in which, bloggers from any country or cuisine can take part in this event by presenting their vegetarian legume recipes. This event was created and started by Susan of The well seasoned Cook in 2008 and has been hosted by Lisa of Lisa’s kitchen since February 2013.
Turmeric in the Tamil language is called Manjal, which when directly translated means yellow. Obviously the name came from the colour of the spice. Not only is Turmeric or Manjal a commonly used ingredient in almost all the South Indian food preparations, it is also often used as a home remedy.When we were little , I remember distinctly when we hurt ourselves playing , the wounds were washed and dressed with a mix of crushed small shallots and turmeric .
Women applied turmeric paste on their faces to protect the skin from acne and other skin blemishes. The most common medicinal use however, is for common cold and cough.
Whenever we got sniffles or scratchy throat, during the monsoon season in India, my mom always made Manjal paal aka Turmeric latte for us to drink.
Although I did not appreciate it much during childhood, I appreciate it a lot now as I find it very smoothing with its amazing healing properties for cold, sore throat and cough that tag along with the seasonal changes.

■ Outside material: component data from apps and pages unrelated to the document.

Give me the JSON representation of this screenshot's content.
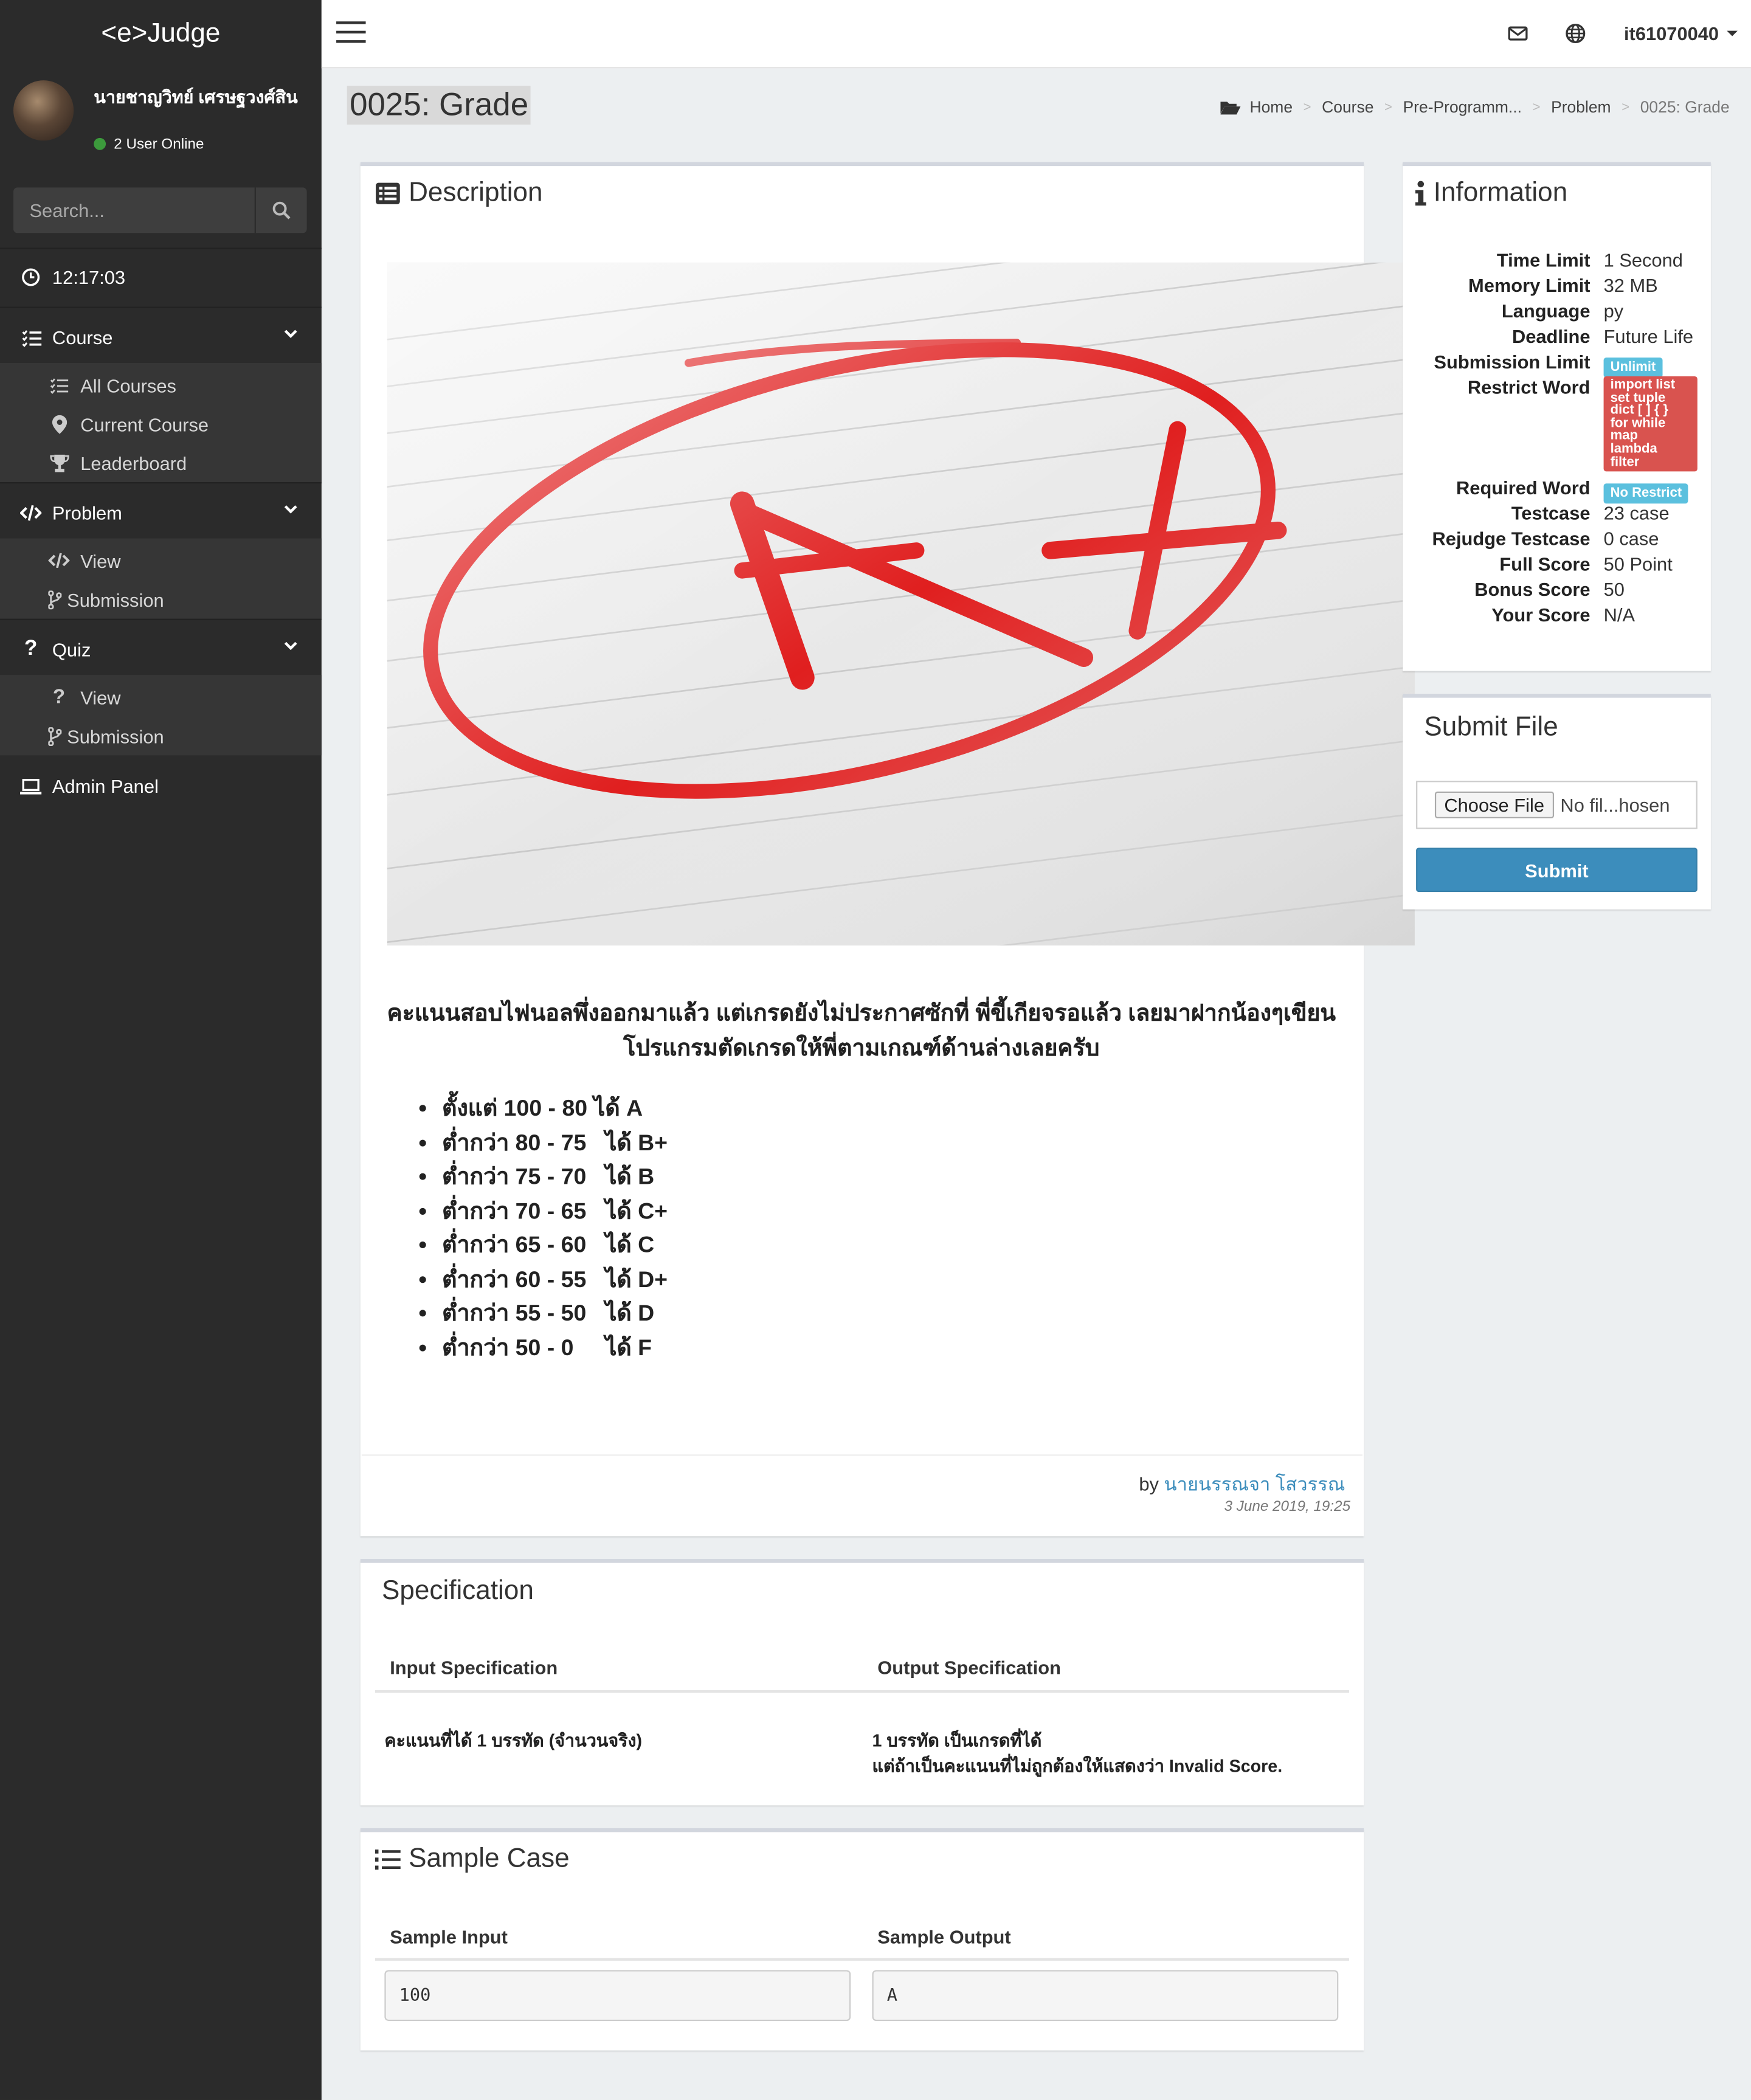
{
  "app": {
    "brand": "<e>Judge"
  },
  "user": {
    "name": "นายชาญวิทย์ เศรษฐวงศ์สิน",
    "online": "2 User Online",
    "username": "it61070040"
  },
  "search": {
    "placeholder": "Search..."
  },
  "sidebar": {
    "clock": "12:17:03",
    "course": {
      "label": "Course",
      "items": [
        "All Courses",
        "Current Course",
        "Leaderboard"
      ]
    },
    "problem": {
      "label": "Problem",
      "items": [
        "View",
        "Submission"
      ]
    },
    "quiz": {
      "label": "Quiz",
      "items": [
        "View",
        "Submission"
      ]
    },
    "admin": "Admin Panel"
  },
  "page": {
    "title": "0025: Grade"
  },
  "breadcrumb": [
    "Home",
    "Course",
    "Pre-Programm...",
    "Problem",
    "0025: Grade"
  ],
  "description": {
    "title": "Description",
    "heading": "คะแนนสอบไฟนอลพึ่งออกมาแล้ว แต่เกรดยังไม่ประกาศซักที่ พี่ขี้เกียจรอแล้ว เลยมาฝากน้องๆเขียนโปรแกรมตัดเกรดให้พี่ตามเกณฑ์ด้านล่างเลยครับ",
    "grades": [
      "ตั้งแต่ 100 - 80 ได้ A",
      "ต่ำกว่า 80 - 75   ได้ B+",
      "ต่ำกว่า 75 - 70   ได้ B",
      "ต่ำกว่า 70 - 65   ได้ C+",
      "ต่ำกว่า 65 - 60   ได้ C",
      "ต่ำกว่า 60 - 55   ได้ D+",
      "ต่ำกว่า 55 - 50   ได้ D",
      "ต่ำกว่า 50 - 0     ได้ F"
    ],
    "by": "by",
    "author": "นายนรรณจา โสวรรณ",
    "date": "3 June 2019, 19:25"
  },
  "information": {
    "title": "Information",
    "rows": [
      {
        "key": "Time Limit",
        "value": "1 Second"
      },
      {
        "key": "Memory Limit",
        "value": "32 MB"
      },
      {
        "key": "Language",
        "value": "py"
      },
      {
        "key": "Deadline",
        "value": "Future Life"
      },
      {
        "key": "Submission Limit",
        "badge": "Unlimit"
      },
      {
        "key": "Restrict Word",
        "badge_lines": [
          "import list",
          "set tuple",
          "dict [ ] { }",
          "for while",
          "map",
          "lambda",
          "filter"
        ]
      },
      {
        "key": "Required Word",
        "badge": "No Restrict"
      },
      {
        "key": "Testcase",
        "value": "23 case"
      },
      {
        "key": "Rejudge Testcase",
        "value": "0 case"
      },
      {
        "key": "Full Score",
        "value": "50 Point"
      },
      {
        "key": "Bonus Score",
        "value": "50"
      },
      {
        "key": "Your Score",
        "value": "N/A"
      }
    ]
  },
  "submit": {
    "title": "Submit File",
    "choose": "Choose File",
    "no_file": "No fil...hosen",
    "button": "Submit"
  },
  "specification": {
    "title": "Specification",
    "input_header": "Input Specification",
    "output_header": "Output Specification",
    "input": "คะแนนที่ได้ 1 บรรทัด (จำนวนจริง)",
    "output_lines": [
      "1 บรรทัด เป็นเกรดที่ได้",
      "แต่ถ้าเป็นคะแนนที่ไม่ถูกต้องให้แสดงว่า Invalid Score."
    ]
  },
  "sample": {
    "title": "Sample Case",
    "input_header": "Sample Input",
    "output_header": "Sample Output",
    "input": "100",
    "output": "A"
  },
  "colors": {
    "sidebar": "#2b2b2b",
    "accent": "#3c8dbc",
    "badge_blue": "#5bc0de",
    "badge_red": "#d9534f"
  }
}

This is a simple yet very effective time tested remedy thats handy to have around when the seasonal changes bring along allergies and other minor ailments with it.
Turmeric latte also aids with getting a goodnight’s sleep at night.
Ingredients to serve 1
Milk : 11/2Cup
Turmeric : 1/2 tsp
Black Pepper 1/4 tsp (freshly ground)
Raw Sugar/Honey/Palm Jaggery to taste
In a small saucepan, take milk . Hear on medium heat uncovered until almost boiling. Add in turmeric and black pepper.Stir well .Reduce heat and let it simmer for five minute. When the spices have blended evenly with the milk, remove from flame.Add raw sugar/honey or palm jaggery to taste. Serve warm.
Cook Book Scribbles: Although the above mentioned ingredients are more than enough to make a tasty turmeric latte,a large pinch of ground dry ginger powder , cardamom powder and a couple of saffron strands can also be added along with turmeric and pepper to enhance the taste.